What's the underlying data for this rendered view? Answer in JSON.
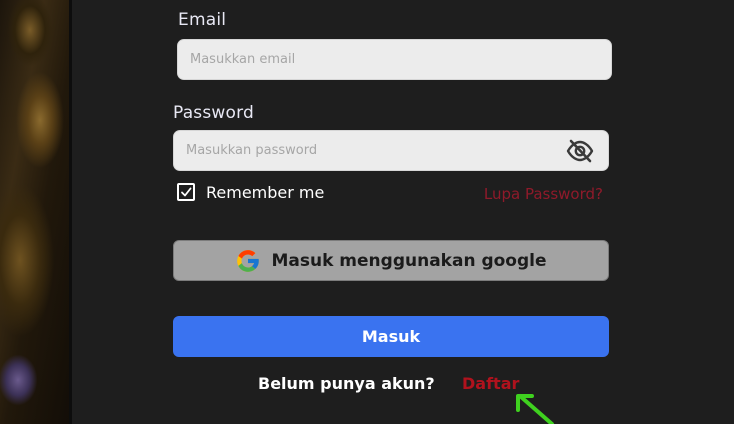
{
  "colors": {
    "background": "#1e1e1e",
    "input_bg": "#ececec",
    "primary_button": "#3a73f0",
    "google_button": "#a3a3a3",
    "danger_link": "#b0121d",
    "annotation_arrow": "#3fd11f"
  },
  "login": {
    "email_label": "Email",
    "email_placeholder": "Masukkan email",
    "password_label": "Password",
    "password_placeholder": "Masukkan password",
    "remember_checked": true,
    "remember_label": "Remember me",
    "forgot_label": "Lupa Password?",
    "google_label": "Masuk menggunakan google",
    "submit_label": "Masuk",
    "no_account_label": "Belum punya akun?",
    "register_label": "Daftar"
  },
  "icons": {
    "password_toggle": "eye-off-icon",
    "google": "google-icon",
    "check": "check-icon",
    "annotation": "arrow-icon"
  }
}
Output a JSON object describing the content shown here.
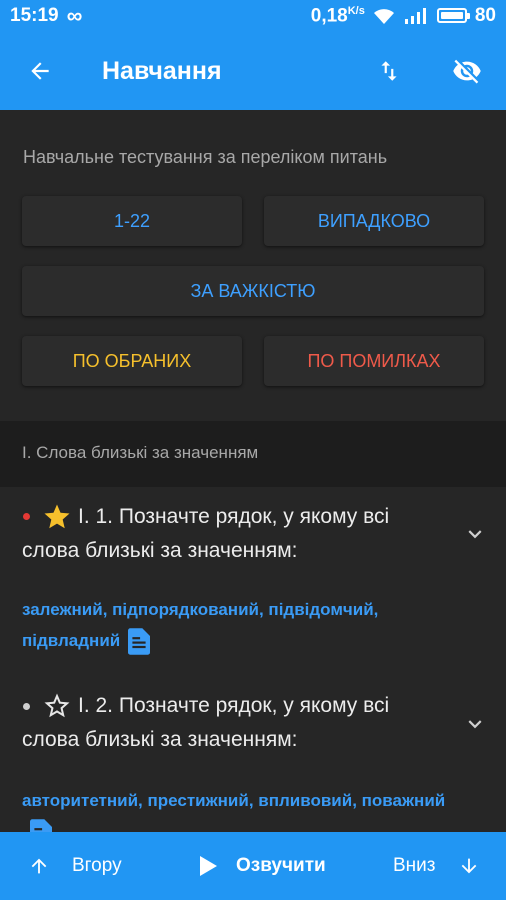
{
  "status_bar": {
    "time": "15:19",
    "infinity": "∞",
    "speed": "0,18",
    "speed_unit": "K/s",
    "battery": "80"
  },
  "app_bar": {
    "title": "Навчання"
  },
  "testing": {
    "heading": "Навчальне тестування за переліком питань",
    "buttons": {
      "range": "1-22",
      "random": "ВИПАДКОВО",
      "difficulty": "ЗА ВАЖКІСТЮ",
      "favorites": "ПО ОБРАНИХ",
      "mistakes": "ПО ПОМИЛКАХ"
    }
  },
  "category": {
    "title": "I. Слова близькі за значенням"
  },
  "questions": [
    {
      "text": "I. 1. Позначте рядок, у якому всі слова близькі за значенням:",
      "answer": "залежний, підпорядкований, підвідомчий, підвладний",
      "starred": true,
      "dot_color": "#e53935"
    },
    {
      "text": "I. 2. Позначте рядок, у якому всі слова близькі за значенням:",
      "answer": "авторитетний, престижний, впливовий, поважний",
      "starred": false,
      "dot_color": "#cfcfcf"
    }
  ],
  "bottom_bar": {
    "up": "Вгору",
    "speak": "Озвучити",
    "down": "Вниз"
  },
  "colors": {
    "accent": "#2196f3",
    "link": "#3a9bf5",
    "favorites": "#f6c02c",
    "mistakes": "#ef5a4a",
    "background": "#262626"
  }
}
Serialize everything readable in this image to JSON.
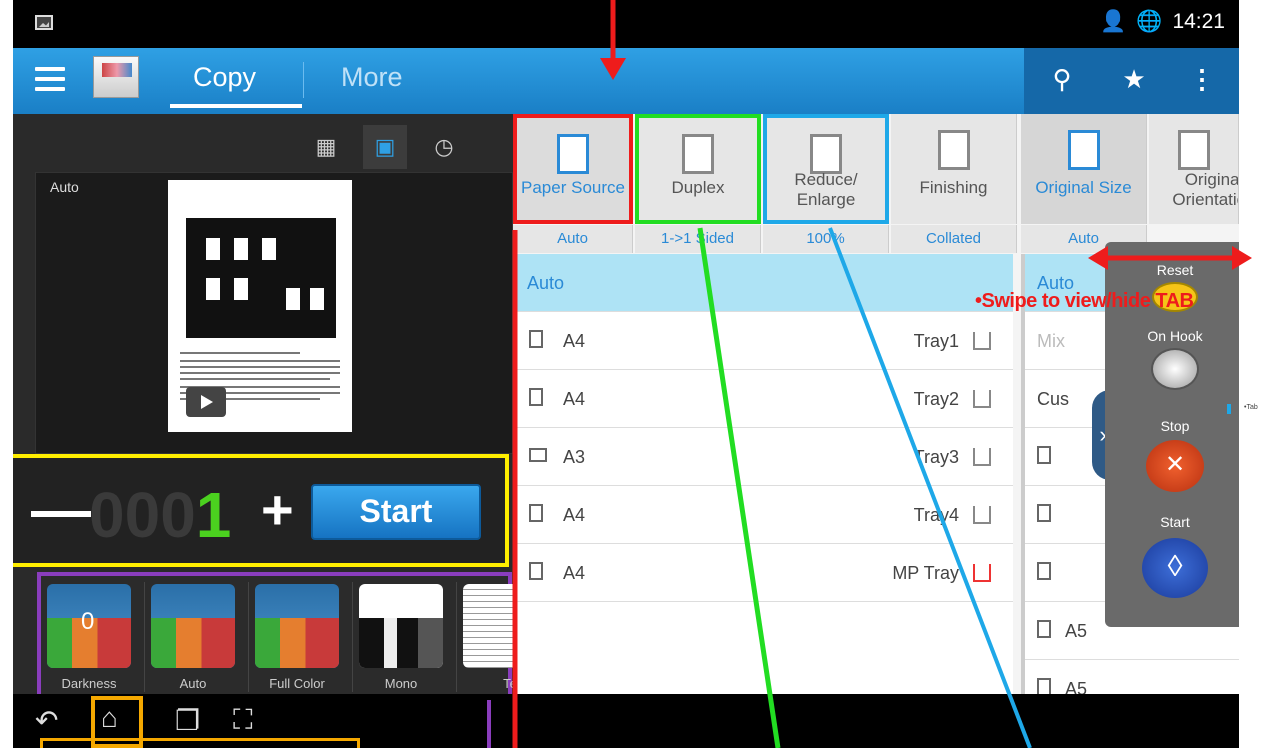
{
  "status_bar": {
    "time": "14:21"
  },
  "action_bar": {
    "tabs": [
      {
        "label": "Copy",
        "selected": true
      },
      {
        "label": "More",
        "selected": false
      }
    ],
    "icons": [
      "search-icon",
      "star-icon",
      "overflow-menu-icon"
    ]
  },
  "preview": {
    "label": "Auto"
  },
  "copies": {
    "dim_digits": "000",
    "lit_digit": "1",
    "start_label": "Start"
  },
  "color_modes": [
    {
      "label": "Darkness",
      "value": "0"
    },
    {
      "label": "Auto"
    },
    {
      "label": "Full Color"
    },
    {
      "label": "Mono",
      "selected": true
    },
    {
      "label": "Text"
    }
  ],
  "options": [
    {
      "label": "Paper Source",
      "value": "Auto"
    },
    {
      "label": "Duplex",
      "value": "1->1 Sided"
    },
    {
      "label": "Reduce/ Enlarge",
      "value": "100%"
    },
    {
      "label": "Finishing",
      "value": "Collated"
    },
    {
      "label": "Original Size",
      "value": "Auto"
    },
    {
      "label": "Original Orientation",
      "value": ""
    }
  ],
  "paper_source_list": [
    {
      "size": "Auto",
      "tray": "",
      "selected": true
    },
    {
      "size": "A4",
      "tray": "Tray1"
    },
    {
      "size": "A4",
      "tray": "Tray2"
    },
    {
      "size": "A3",
      "tray": "Tray3"
    },
    {
      "size": "A4",
      "tray": "Tray4"
    },
    {
      "size": "A4",
      "tray": "MP Tray"
    }
  ],
  "original_size_list": [
    "Auto",
    "Mix",
    "Cus",
    "",
    "",
    "",
    "A5",
    "A5"
  ],
  "side_panel": {
    "reset": "Reset",
    "on_hook": "On Hook",
    "stop": "Stop",
    "start": "Start"
  },
  "annotations": {
    "swipe_text": "•Swipe to view/hide TAB",
    "tab_side_label": "•Tab"
  },
  "colors": {
    "action_bar_blue": "#1a7fc6",
    "annotation_red": "#ee1c1c",
    "annotation_green": "#22dd22",
    "annotation_cyan": "#1ea8e8",
    "annotation_yellow": "#ffee00",
    "annotation_purple": "#8a3dbd",
    "annotation_orange": "#f5a800"
  }
}
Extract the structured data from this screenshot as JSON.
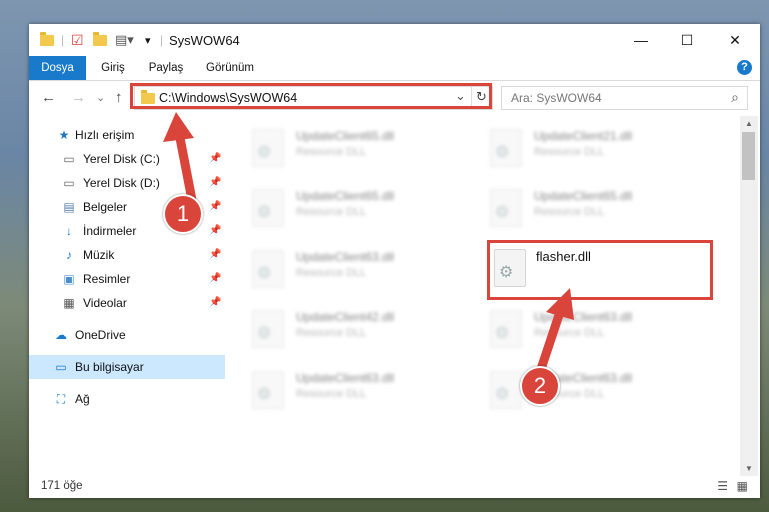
{
  "window": {
    "title": "SysWOW64",
    "minimize_glyph": "—",
    "maximize_glyph": "☐",
    "close_glyph": "✕"
  },
  "ribbon": {
    "tabs": [
      {
        "label": "Dosya"
      },
      {
        "label": "Giriş"
      },
      {
        "label": "Paylaş"
      },
      {
        "label": "Görünüm"
      }
    ],
    "help_glyph": "?"
  },
  "address": {
    "path": "C:\\Windows\\SysWOW64",
    "dropdown_glyph": "⌄",
    "refresh_glyph": "↻"
  },
  "search": {
    "placeholder": "Ara: SysWOW64",
    "icon_glyph": "⌕"
  },
  "nav": {
    "back_glyph": "←",
    "forward_glyph": "→",
    "recent_glyph": "⌄",
    "up_glyph": "↑"
  },
  "sidebar": {
    "items": [
      {
        "label": "Hızlı erişim",
        "icon": "★"
      },
      {
        "label": "Yerel Disk (C:)",
        "icon": "▭"
      },
      {
        "label": "Yerel Disk (D:)",
        "icon": "▭"
      },
      {
        "label": "Belgeler",
        "icon": "▤"
      },
      {
        "label": "İndirmeler",
        "icon": "↓"
      },
      {
        "label": "Müzik",
        "icon": "♪"
      },
      {
        "label": "Resimler",
        "icon": "▣"
      },
      {
        "label": "Videolar",
        "icon": "▦"
      },
      {
        "label": "OneDrive",
        "icon": "☁"
      },
      {
        "label": "Bu bilgisayar",
        "icon": "▭"
      },
      {
        "label": "Ağ",
        "icon": "⛶"
      }
    ],
    "pin_glyph": "📌"
  },
  "files": [
    {
      "name": "UpdateClient65.dll",
      "type": "Resource DLL"
    },
    {
      "name": "UpdateClient21.dll",
      "type": "Resource DLL"
    },
    {
      "name": "UpdateClient65.dll",
      "type": "Resource DLL"
    },
    {
      "name": "UpdateClient65.dll",
      "type": "Resource DLL"
    },
    {
      "name": "UpdateClient63.dll",
      "type": "Resource DLL"
    },
    {
      "name": "flasher.dll",
      "type": ""
    },
    {
      "name": "UpdateClient42.dll",
      "type": "Resource DLL"
    },
    {
      "name": "UpdateClient63.dll",
      "type": "Resource DLL"
    },
    {
      "name": "UpdateClient63.dll",
      "type": "Resource DLL"
    },
    {
      "name": "UpdateClient63.dll",
      "type": "Resource DLL"
    }
  ],
  "status": {
    "count": "171 öğe"
  },
  "annotations": {
    "step1": "1",
    "step2": "2"
  },
  "colors": {
    "accent": "#1979ca",
    "highlight": "#d9443b",
    "selection": "#cce8ff"
  }
}
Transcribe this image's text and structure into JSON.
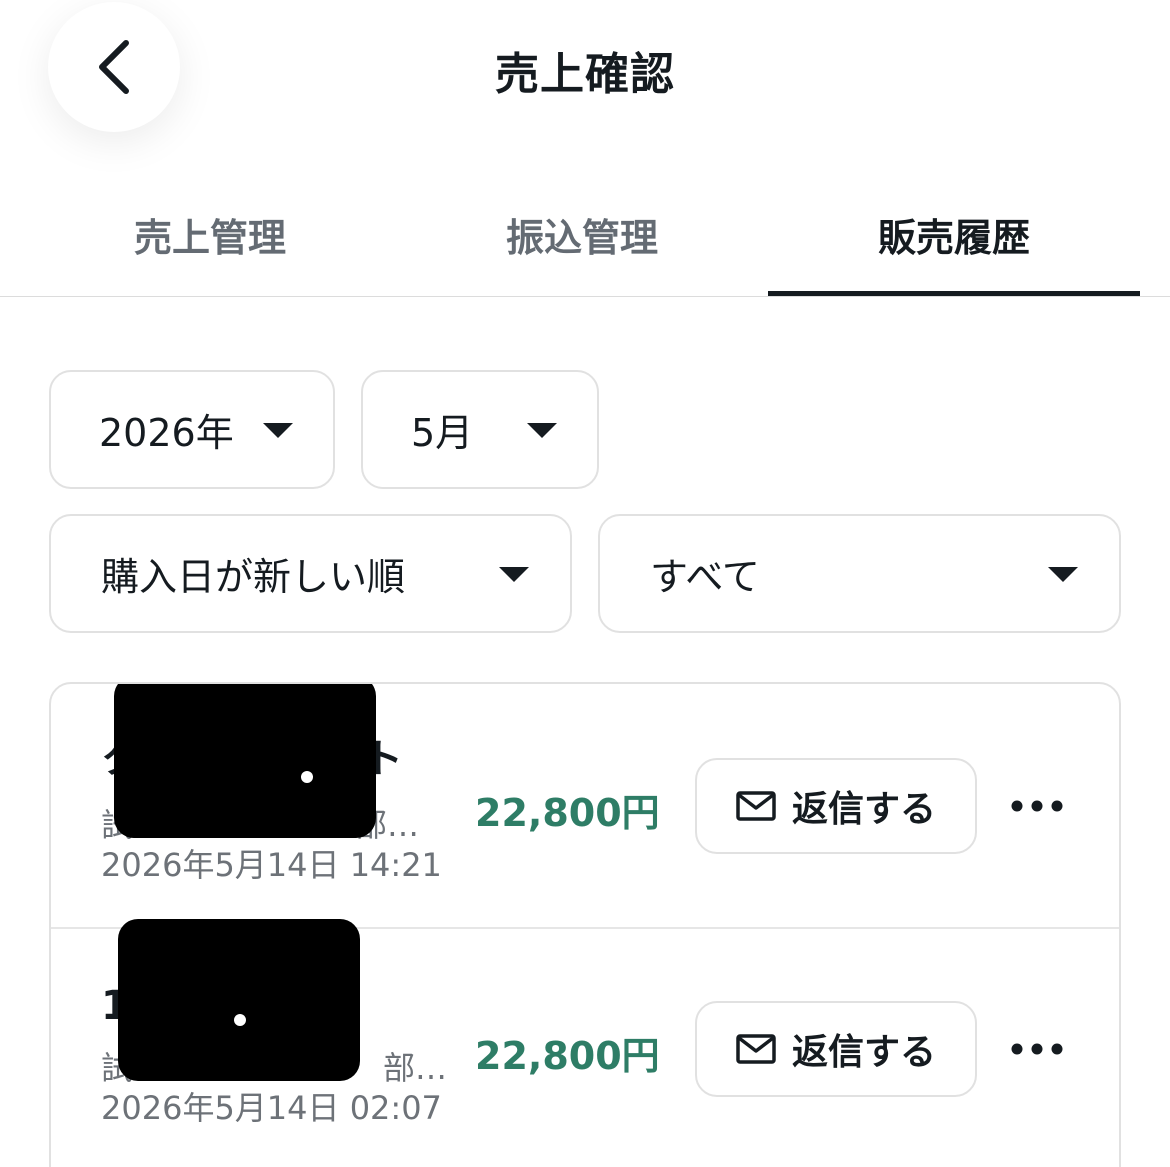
{
  "header": {
    "title": "売上確認",
    "back_icon": "chevron-left-icon"
  },
  "tabs": [
    {
      "label": "売上管理",
      "active": false
    },
    {
      "label": "振込管理",
      "active": false
    },
    {
      "label": "販売履歴",
      "active": true
    }
  ],
  "filters": {
    "year": "2026年",
    "month": "5月",
    "sort": "購入日が新しい順",
    "status": "すべて"
  },
  "sales": [
    {
      "title_visible": "ク",
      "title_end": "ト",
      "subtitle_visible": "試",
      "subtitle_end": "部…",
      "date": "2026年5月14日 14:21",
      "price": "22,800円",
      "reply_label": "返信する"
    },
    {
      "title_visible": "1",
      "title_end": "",
      "subtitle_visible": "試",
      "subtitle_end": "部…",
      "date": "2026年5月14日 02:07",
      "price": "22,800円",
      "reply_label": "返信する"
    }
  ],
  "colors": {
    "price": "#2e7d66",
    "text": "#151b20",
    "muted": "#6d7278",
    "border": "#e1e1e1"
  }
}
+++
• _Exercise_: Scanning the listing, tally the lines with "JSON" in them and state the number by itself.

• _Reply_: 5